the story: The rogue Bajorans calling themselves the Circle have sieged Deep Space Nine!
what it's all about: The biggest problem with the ambitious three-part episode that opened the second season is that it spent so much time focusing on Kira, it kind of almost totally forgot Sisko. Now, this is a problem. A lot of fans think Sisko in the early seasons is pretty weak, and while on the whole this isn't really true, his appearances in material like "The Siege" certainly don't help.
Again, this is a problem, because by this third episode in the arc, it's arguably Sisko's turn at driving the story, and instead it just seems as if he's trying desperately to play catch-up the whole time. And thus we discover the essential weakness of this arc: the series was by no means ready for it.
As we would see later in the series, whether in "The Search" or "The Way of the Warrior" (which are, essentially, similar stories that opened the third and fourth seasons, respectively), or even the comparatively minor but vastly superior "Civil Defense," getting Sisko right is absolutely imperative in pulling off a story like this. If you put the station in peril, its commander has to have a commanding presence. Which just doesn't happen in "Siege" (not to be confused with the seventh season "Siege of AR-558," another episode unfortunately regarded as vastly superior).
Simply put, if you're going to pull the trigger on a big moment, such as putting the station in peril, you really need to think it all the way through, especially if you try to do it so near the beginning of the series. This is probably the very episode the producers started to realize the importance of this, because by the end of the season, a truly credible threat (the Dominion) was introduced, and it ended up defining the series far more than Bajoran politics.
Again, this is not to say fans who think Bajoran politics ruined the early seasons are right.
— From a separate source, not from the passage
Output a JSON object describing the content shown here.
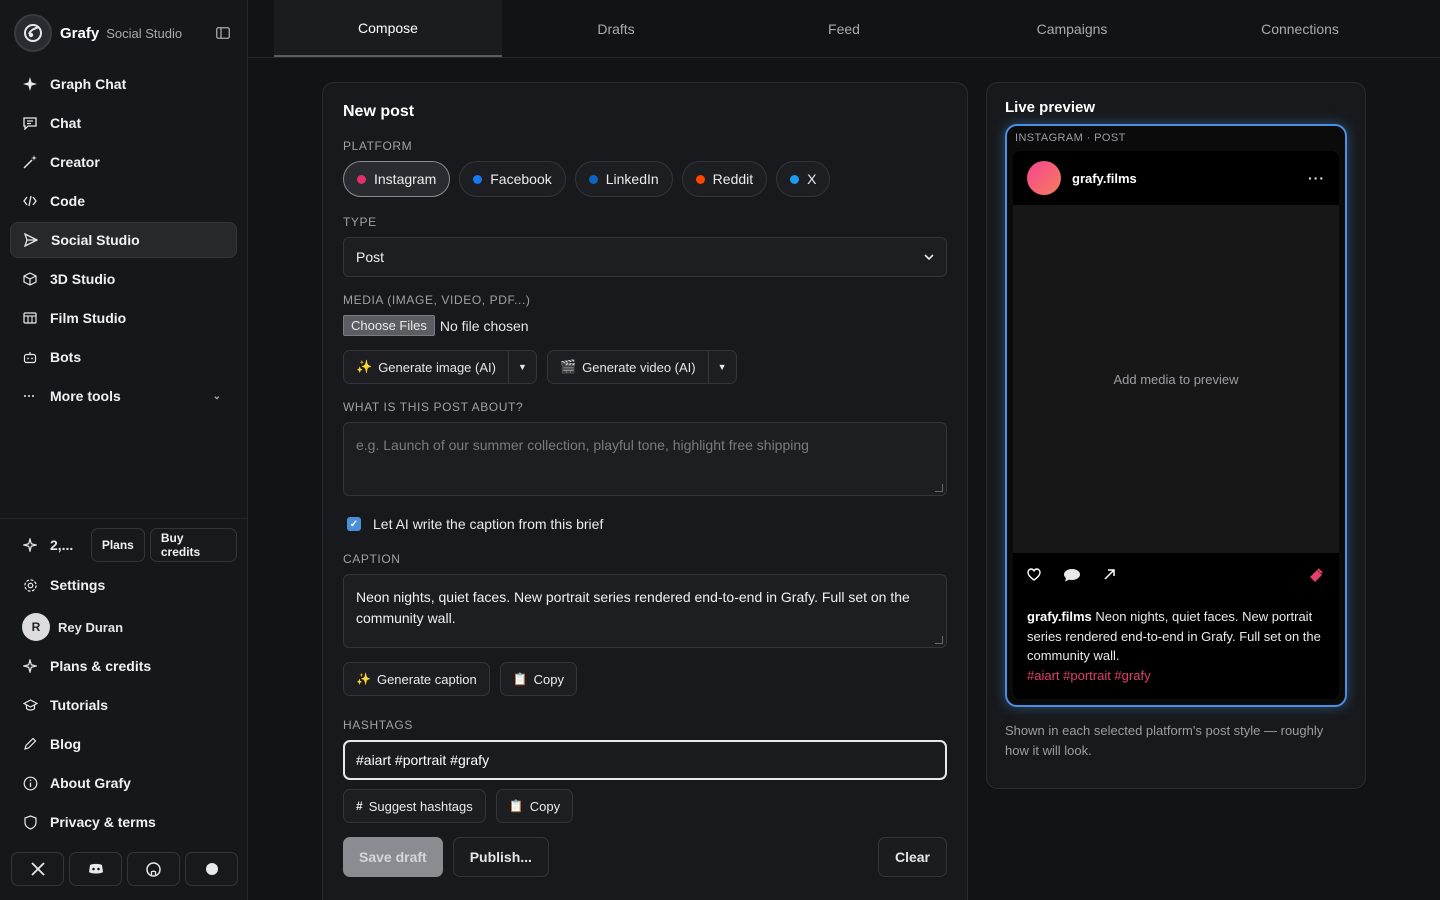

Clearly they could produce great drama, with or without direct Cardassian involvement (although that's another gaping hole in this episode, the absence of Gul Dukat, which even by the two-part "Maquis" later in the season, and the Dukat-heavy third season and beyond, had been identified by those same producers). But you can't let Bajorans overrun the station. You just can't. I don't care how many admirals are telling Sisko they can't do anything about that sort of development.
Or maybe I'm wrong. Maybe this was exactly the episode that needed to happen, not just to galvanize the storytelling, but to clear the Bajoran problems that were the original basis of the series. The bottom line, though, is that "Siege" feels like an underwhelming conclusion to what should have been a shining creative moment for the young series. There's something wrong with that, anyway.
Still, the best moment in the episode, Dax joining Kira in some antiquated fighter unit, helps shine a renewed light on Dax, her lively personality, which would come up again later in the season ("Playing God"). Seeing these two women bond is probably one of the better moments hindsight can give, from an era where that has become increasingly important. This had never happened before in the history of Star Trek, but soon, in Voyager, it would become a welcome new staple. So that's the best way, probably, to think of "Siege."
franchise- Not essential to the franchise per say.
- series - Pretty important to the series.
- character - Has good character work from Dax and Kira.
essential- Not essential.
Rosalind Chao (Keiko)
Hana Hatae (Molly)
Louise Fletcher (Winn)
Max Grodenchik (Rom)
Aron Eisenberg (Nog)
Philip Anglim (Bareil)